Several key figures in the area were unaware the restaurant had even closed, although some Auburn Gresham residents said the restaurant, 700 W. 79th St., which is owned by the Nation of Islam, hasn't been open for two months.

A sign on the door at Salaam informed customers that it is temporarily closed for renovations and would reopen this month.

No inside renovations were taking place Monday, Tuesday or Wednesday when DNAinfo Chicago visited. Across the street from Salaam is Respect For Life, a bookstore, and the Final Call newspaper building, both owned by the Nation of Islam.
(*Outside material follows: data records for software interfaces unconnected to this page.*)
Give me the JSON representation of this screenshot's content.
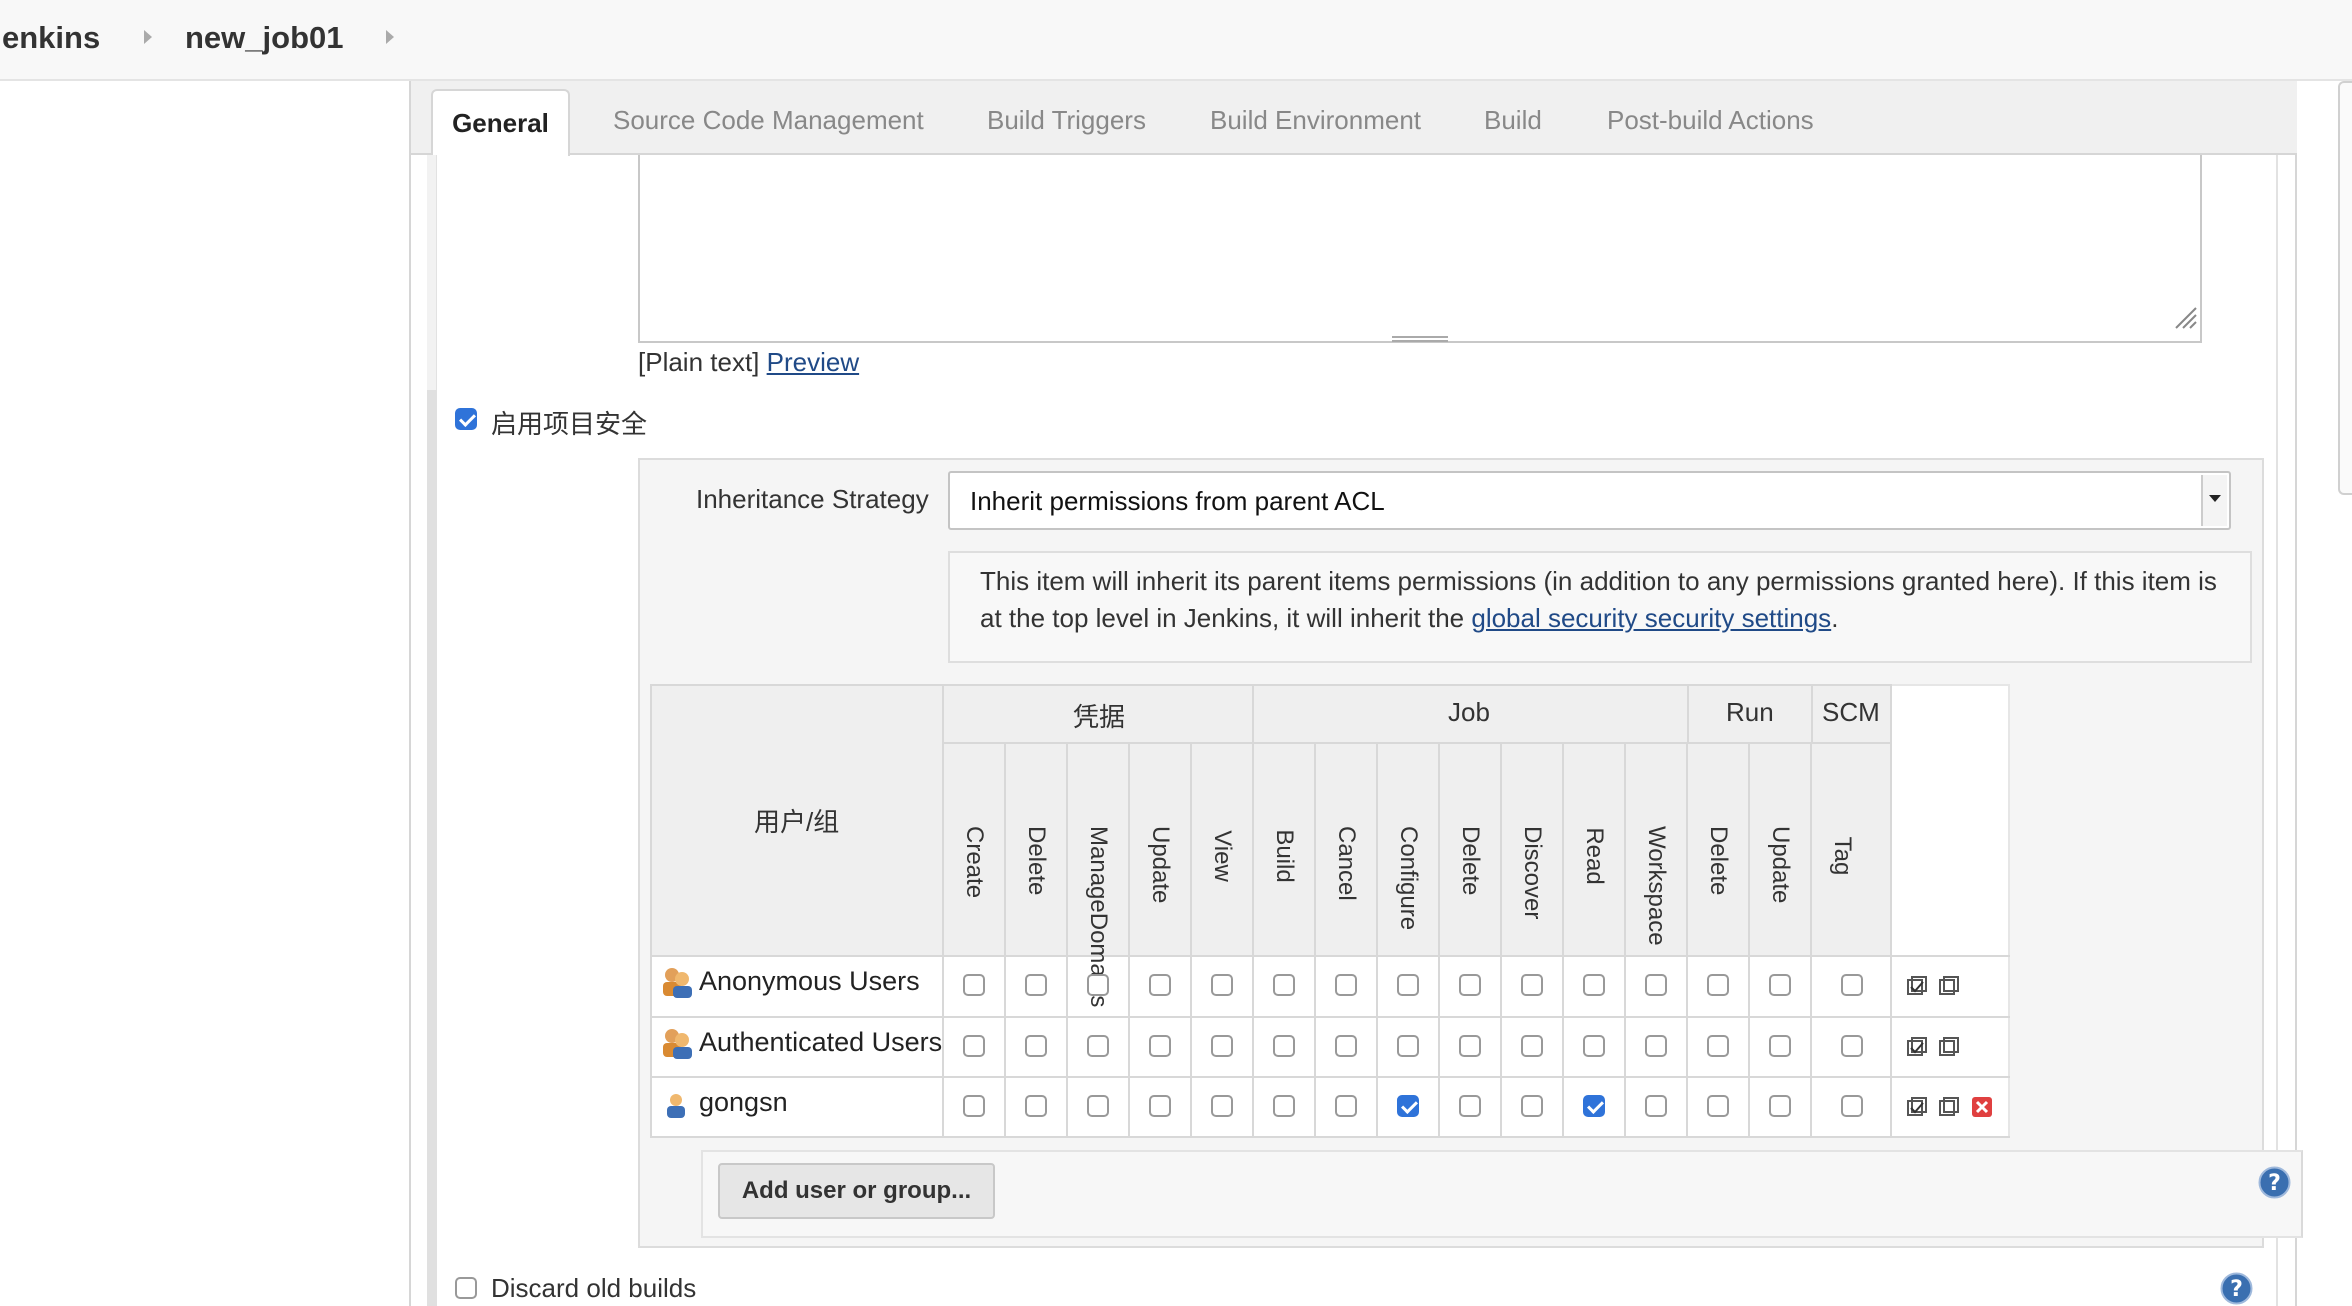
{
  "breadcrumbs": [
    "enkins",
    "new_job01"
  ],
  "tabs": {
    "general": "General",
    "scm": "Source Code Management",
    "triggers": "Build Triggers",
    "environment": "Build Environment",
    "build": "Build",
    "post_build": "Post-build Actions"
  },
  "description": {
    "value": "",
    "format_label": "[Plain text] ",
    "preview_link": "Preview"
  },
  "project_security": {
    "label": "启用项目安全",
    "checked": true
  },
  "inheritance": {
    "label": "Inheritance Strategy",
    "selected": "Inherit permissions from parent ACL",
    "info_text": "This item will inherit its parent items permissions (in addition to any permissions granted here). If this item is at the top level in Jenkins, it will inherit the ",
    "info_link": "global security security settings",
    "info_suffix": "."
  },
  "matrix": {
    "user_group_header": "用户/组",
    "groups": [
      "凭据",
      "Job",
      "Run",
      "SCM"
    ],
    "columns": [
      "Create",
      "Delete",
      "ManageDomains",
      "Update",
      "View",
      "Build",
      "Cancel",
      "Configure",
      "Delete",
      "Discover",
      "Read",
      "Workspace",
      "Delete",
      "Update",
      "Tag"
    ],
    "rows": [
      {
        "name": "Anonymous Users",
        "type": "group",
        "checked": [
          false,
          false,
          false,
          false,
          false,
          false,
          false,
          false,
          false,
          false,
          false,
          false,
          false,
          false,
          false
        ],
        "removable": false
      },
      {
        "name": "Authenticated Users",
        "type": "group",
        "checked": [
          false,
          false,
          false,
          false,
          false,
          false,
          false,
          false,
          false,
          false,
          false,
          false,
          false,
          false,
          false
        ],
        "removable": false
      },
      {
        "name": "gongsn",
        "type": "user",
        "checked": [
          false,
          false,
          false,
          false,
          false,
          false,
          false,
          true,
          false,
          false,
          true,
          false,
          false,
          false,
          false
        ],
        "removable": true
      }
    ],
    "add_button": "Add user or group..."
  },
  "discard_old_builds": {
    "label": "Discard old builds",
    "checked": false
  },
  "icons": {
    "group": "users-group-icon",
    "user": "user-icon",
    "select_all": "check-all-icon",
    "unselect_all": "uncheck-all-icon",
    "remove": "remove-icon",
    "help": "help-icon"
  },
  "colors": {
    "accent": "#2f73d9",
    "link": "#204a87",
    "remove": "#e04040",
    "help": "#3a6fb0"
  }
}
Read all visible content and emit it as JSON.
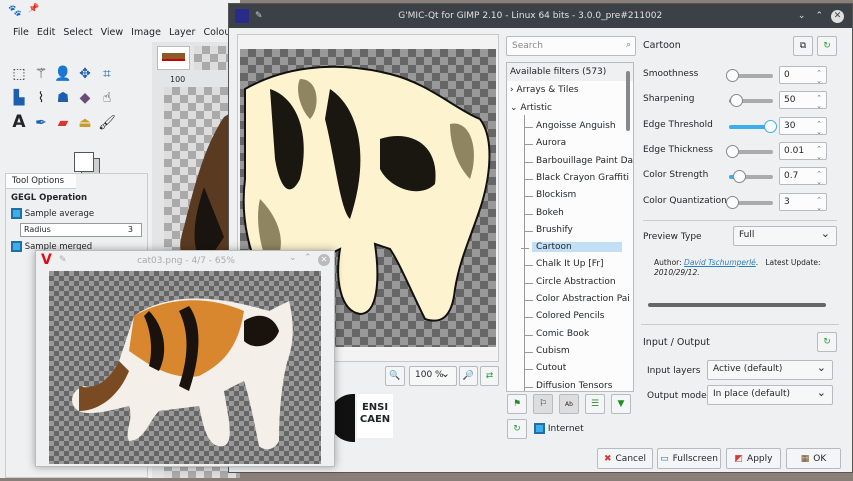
{
  "gimp": {
    "menu": [
      "File",
      "Edit",
      "Select",
      "View",
      "Image",
      "Layer",
      "Colours"
    ],
    "tool_options_tab": "Tool Options",
    "gegl_operation": "GEGL Operation",
    "sample_average": "Sample average",
    "radius_label": "Radius",
    "radius_value": "3",
    "sample_merged": "Sample merged",
    "ruler_100": "100"
  },
  "gmic": {
    "title": "G'MIC-Qt for GIMP 2.10 - Linux 64 bits - 3.0.0_pre#211002",
    "search_placeholder": "Search",
    "available_filters": "Available filters (573)",
    "tree": [
      {
        "label": "Arrays & Tiles",
        "type": "folder",
        "expanded": false
      },
      {
        "label": "Artistic",
        "type": "folder",
        "expanded": true
      }
    ],
    "filters": [
      "Angoisse Anguish",
      "Aurora",
      "Barbouillage Paint Da",
      "Black Crayon Graffiti",
      "Blockism",
      "Bokeh",
      "Brushify",
      "Cartoon",
      "Chalk It Up [Fr]",
      "Circle Abstraction",
      "Color Abstraction Pai",
      "Colored Pencils",
      "Comic Book",
      "Cubism",
      "Cutout",
      "Diffusion Tensors"
    ],
    "selected_filter": "Cartoon",
    "zoom": "100 %",
    "internet_label": "Internet",
    "filter_title": "Cartoon",
    "params": [
      {
        "label": "Smoothness",
        "value": "0",
        "fraction": 0
      },
      {
        "label": "Sharpening",
        "value": "50",
        "fraction": 0.1
      },
      {
        "label": "Edge Threshold",
        "value": "30",
        "fraction": 1
      },
      {
        "label": "Edge Thickness",
        "value": "0.01",
        "fraction": 0
      },
      {
        "label": "Color Strength",
        "value": "0.7",
        "fraction": 0.18
      },
      {
        "label": "Color Quantization",
        "value": "3",
        "fraction": 0
      }
    ],
    "preview_type_label": "Preview Type",
    "preview_type_value": "Full",
    "author_label": "Author:",
    "author_name": "David Tschumperlé",
    "author_dot": ".",
    "latest_update_label": "Latest Update:",
    "latest_update_value": "2010/29/12.",
    "io_title": "Input / Output",
    "input_layers_label": "Input layers",
    "input_layers_value": "Active (default)",
    "output_mode_label": "Output mode",
    "output_mode_value": "In place (default)",
    "buttons": {
      "cancel": "Cancel",
      "fullscreen": "Fullscreen",
      "apply": "Apply",
      "ok": "OK"
    },
    "logo_text": [
      "ENSI",
      "CAEN"
    ]
  },
  "viewer": {
    "title": "cat03.png - 4/7 - 65%"
  }
}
An employee at the bookstore, who declined to give his name, said Salaam is open from 12-5 p.m. on Sundays.

Demetrius Muhammad, who oversees Salaam for the nation, was unavailable for comment.

Salaam first opened in 1995 but closed in 2000. In July 2012 it reopened following a $5 million upgrade, Nation of Islam officials said at the time.

Those who didn't know Salaam has apparently shut its doors included Ald. Latasha Thomas (17th), whose ward includes the business; Carlos Nelson, executive director of the nonprofit Greater Auburn-Gresham Development Corp.; and the Rev. Michael Pfleger, pastor of St. Sabina Church in Auburn Gresham.

Pfleger said he spoke to the Nation of Islam leader, Minister Louis Farrakhan, "not long ago and he said nothing about the restaurant closing.

"If it does not reopen it would be devastating to the community because Salaam is an Auburn Gresham jewel," Pfleger said. "I loved their homemade coffee rolls in the bakery. I ate those all the time."

Resident Julius Newman said what concerns him the most about the closure is it being another eyesore to the community.

"It's a big, beautiful building sitting on the corner of 79th Street for everyone who drives pass to see," Newman said. "There are too many abandoned buildings in Auburn Gresham. We don't need another one."

Added Thelma Jordan, an 18-year resident who lives in the 7800 block of South Union Street: "I hope it reopens ... because I would hate to have an empty building on my block that size."